Could you set down the records below exactly as they are, with no pictures?

DATA TO USE:
--

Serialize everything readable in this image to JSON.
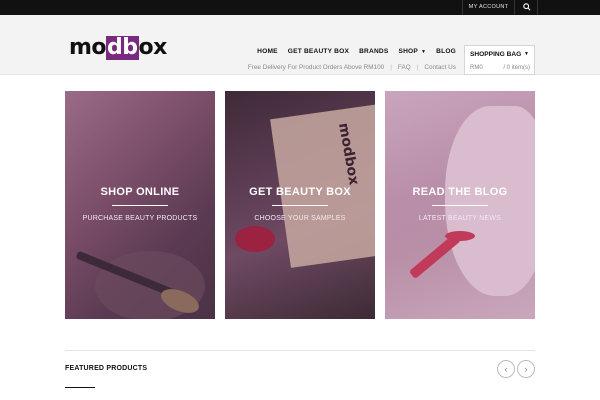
{
  "topbar": {
    "account_label": "MY ACCOUNT",
    "search_icon": "search-icon"
  },
  "header": {
    "logo": {
      "part1": "mo",
      "part2": "db",
      "part3": "ox"
    },
    "nav": [
      {
        "label": "HOME",
        "has_dropdown": false
      },
      {
        "label": "GET BEAUTY BOX",
        "has_dropdown": false
      },
      {
        "label": "BRANDS",
        "has_dropdown": false
      },
      {
        "label": "SHOP",
        "has_dropdown": true
      },
      {
        "label": "BLOG",
        "has_dropdown": false
      }
    ],
    "subnav": {
      "delivery": "Free Delivery For Product Orders Above RM100",
      "faq": "FAQ",
      "contact": "Contact Us",
      "sep": "|"
    },
    "bag": {
      "title": "SHOPPING BAG",
      "amount": "RM0",
      "items": "/ 0 item(s)"
    }
  },
  "tiles": [
    {
      "title": "SHOP ONLINE",
      "subtitle": "PURCHASE BEAUTY PRODUCTS"
    },
    {
      "title": "GET BEAUTY BOX",
      "subtitle": "CHOOSE YOUR SAMPLES"
    },
    {
      "title": "READ THE BLOG",
      "subtitle": "LATEST BEAUTY NEWS"
    }
  ],
  "tile_box_logo": "modbox",
  "featured": {
    "title": "FEATURED PRODUCTS",
    "prev": "‹",
    "next": "›"
  },
  "colors": {
    "brand": "#7a2a7e",
    "topbar": "#111111",
    "header_bg": "#f3f3f3"
  }
}
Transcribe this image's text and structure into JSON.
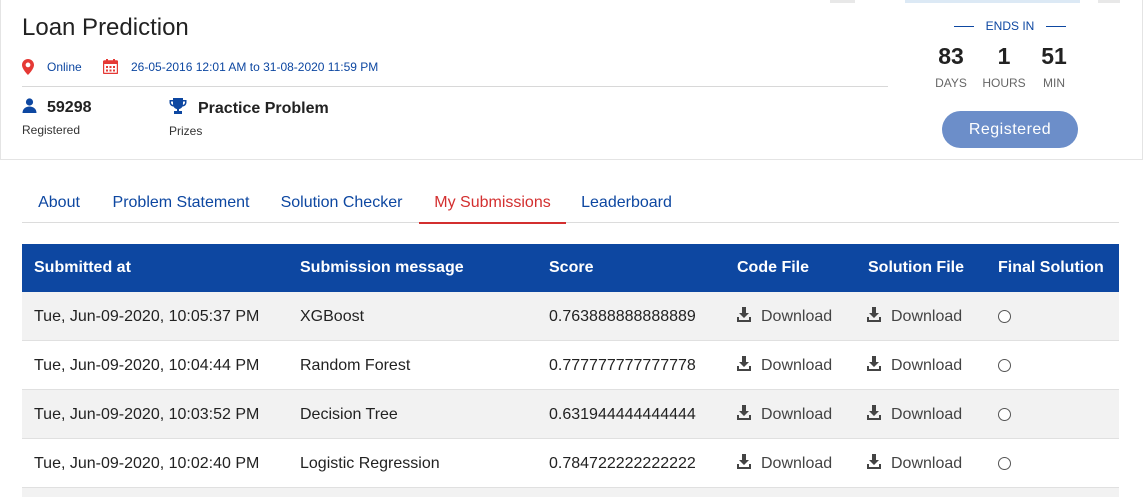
{
  "page": {
    "title": "Loan Prediction",
    "location": "Online",
    "dates": "26-05-2016 12:01 AM to 31-08-2020 11:59 PM",
    "registered_count": "59298",
    "registered_label": "Registered",
    "prize_value": "Practice Problem",
    "prize_label": "Prizes"
  },
  "countdown": {
    "heading": "ENDS IN",
    "days": "83",
    "days_label": "DAYS",
    "hours": "1",
    "hours_label": "HOURS",
    "minutes": "51",
    "minutes_label": "MIN",
    "button_label": "Registered"
  },
  "tabs": [
    {
      "label": "About"
    },
    {
      "label": "Problem Statement"
    },
    {
      "label": "Solution Checker"
    },
    {
      "label": "My Submissions",
      "active": true
    },
    {
      "label": "Leaderboard"
    }
  ],
  "table": {
    "headers": {
      "submitted_at": "Submitted at",
      "message": "Submission message",
      "score": "Score",
      "code_file": "Code File",
      "solution_file": "Solution File",
      "final_solution": "Final Solution"
    },
    "download_label": "Download",
    "rows": [
      {
        "submitted_at": "Tue, Jun-09-2020, 10:05:37 PM",
        "message": "XGBoost",
        "score": "0.763888888888889"
      },
      {
        "submitted_at": "Tue, Jun-09-2020, 10:04:44 PM",
        "message": "Random Forest",
        "score": "0.777777777777778"
      },
      {
        "submitted_at": "Tue, Jun-09-2020, 10:03:52 PM",
        "message": "Decision Tree",
        "score": "0.631944444444444"
      },
      {
        "submitted_at": "Tue, Jun-09-2020, 10:02:40 PM",
        "message": "Logistic Regression",
        "score": "0.784722222222222"
      }
    ]
  },
  "colors": {
    "primary_blue": "#0d47a1",
    "active_red": "#d32f2f",
    "button_blue": "#6c8ec9"
  },
  "icons": {
    "location": "map-pin-icon",
    "calendar": "calendar-icon",
    "user": "user-icon",
    "trophy": "trophy-icon",
    "download": "download-icon",
    "radio": "radio-button"
  }
}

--

SOLUTION TO THIS EXERCISE:
Serialize everything readable in this image to JSON.
{
  "topbar": {
    "account_label": "MY ACCOUNT",
    "search_icon": "search-icon"
  },
  "header": {
    "logo": {
      "part1": "mo",
      "part2": "db",
      "part3": "ox"
    },
    "nav": [
      {
        "label": "HOME",
        "has_dropdown": false
      },
      {
        "label": "GET BEAUTY BOX",
        "has_dropdown": false
      },
      {
        "label": "BRANDS",
        "has_dropdown": false
      },
      {
        "label": "SHOP",
        "has_dropdown": true
      },
      {
        "label": "BLOG",
        "has_dropdown": false
      }
    ],
    "subnav": {
      "delivery": "Free Delivery For Product Orders Above RM100",
      "faq": "FAQ",
      "contact": "Contact Us",
      "sep": "|"
    },
    "bag": {
      "title": "SHOPPING BAG",
      "amount": "RM0",
      "items": "/ 0 item(s)"
    }
  },
  "tiles": [
    {
      "title": "SHOP ONLINE",
      "subtitle": "PURCHASE BEAUTY PRODUCTS"
    },
    {
      "title": "GET BEAUTY BOX",
      "subtitle": "CHOOSE YOUR SAMPLES"
    },
    {
      "title": "READ THE BLOG",
      "subtitle": "LATEST BEAUTY NEWS"
    }
  ],
  "tile_box_logo": "modbox",
  "featured": {
    "title": "FEATURED PRODUCTS",
    "prev": "‹",
    "next": "›"
  },
  "colors": {
    "brand": "#7a2a7e",
    "topbar": "#111111",
    "header_bg": "#f3f3f3"
  }
}
Transcribe this image's text and structure into JSON.
{
  "page": {
    "title": "Loan Prediction",
    "location": "Online",
    "dates": "26-05-2016 12:01 AM to 31-08-2020 11:59 PM",
    "registered_count": "59298",
    "registered_label": "Registered",
    "prize_value": "Practice Problem",
    "prize_label": "Prizes"
  },
  "countdown": {
    "heading": "ENDS IN",
    "days": "83",
    "days_label": "DAYS",
    "hours": "1",
    "hours_label": "HOURS",
    "minutes": "51",
    "minutes_label": "MIN",
    "button_label": "Registered"
  },
  "tabs": [
    {
      "label": "About"
    },
    {
      "label": "Problem Statement"
    },
    {
      "label": "Solution Checker"
    },
    {
      "label": "My Submissions",
      "active": true
    },
    {
      "label": "Leaderboard"
    }
  ],
  "table": {
    "headers": {
      "submitted_at": "Submitted at",
      "message": "Submission message",
      "score": "Score",
      "code_file": "Code File",
      "solution_file": "Solution File",
      "final_solution": "Final Solution"
    },
    "download_label": "Download",
    "rows": [
      {
        "submitted_at": "Tue, Jun-09-2020, 10:05:37 PM",
        "message": "XGBoost",
        "score": "0.763888888888889"
      },
      {
        "submitted_at": "Tue, Jun-09-2020, 10:04:44 PM",
        "message": "Random Forest",
        "score": "0.777777777777778"
      },
      {
        "submitted_at": "Tue, Jun-09-2020, 10:03:52 PM",
        "message": "Decision Tree",
        "score": "0.631944444444444"
      },
      {
        "submitted_at": "Tue, Jun-09-2020, 10:02:40 PM",
        "message": "Logistic Regression",
        "score": "0.784722222222222"
      }
    ]
  },
  "colors": {
    "primary_blue": "#0d47a1",
    "active_red": "#d32f2f",
    "button_blue": "#6c8ec9"
  },
  "icons": {
    "location": "map-pin-icon",
    "calendar": "calendar-icon",
    "user": "user-icon",
    "trophy": "trophy-icon",
    "download": "download-icon",
    "radio": "radio-button"
  }
}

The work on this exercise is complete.